Dr. W.K., Chicago, IL: “The term ‘burnout’ is no longer part of my vocabulary.”
“When I first thought about concierge medicine in the mid-2000s, I felt I was just a few years away from retirement. I didn’t like the world I was practicing in then, and the pace was such that I feared making mistakes I would regret. Changing to the Specialdocs model eliminated the day-to-day stress so well it’s added years to my practice. I never imagined I’d be working into my 70s, but I am in no hurry to retire now, and am truly grateful that I was able to continue to care for my patients throughout the pandemic. It’s an exceptionally rewarding path and I hope younger physicians, and those in their 50s and 60s consider the model, helping to preserve this high quality of care in the future.”
Dr. E.B., Wantagh, NY: “I undoubtedly would have left medicine earlier had it not been for my change to a concierge practice 2020.”

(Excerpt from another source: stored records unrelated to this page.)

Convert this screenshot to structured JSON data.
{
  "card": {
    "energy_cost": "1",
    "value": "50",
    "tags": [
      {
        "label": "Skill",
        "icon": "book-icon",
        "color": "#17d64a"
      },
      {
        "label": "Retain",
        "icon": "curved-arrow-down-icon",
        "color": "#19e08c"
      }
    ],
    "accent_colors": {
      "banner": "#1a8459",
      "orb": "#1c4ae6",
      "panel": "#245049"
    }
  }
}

“Like so many physicians enduring the challenges of 2020, I was burnt out with the current state of the medical system. At 68 years old, I initially felt my choices were limited to early retirement or joining a local large hospital group, but partnering with Specialdocs to launch a concierge medicine practice offered a much better alternative. This model has changed everything - relieving the stress constantly felt by me and my staff, giving me time to provide patients with all the time and information they need, and allowing me to fully enjoy my life outside of the office. I love practicing medicine this way and plan to keep caring for patients as long as possible.”
Terry Bauer is CEO of Specialdocs, a concierge medicine pioneer that has transformed physicians’ professional lives since 2002, empowering them to deliver personalized patient care.
To be continued - Part Two: Keeping the Doors Open with Concierge Medicine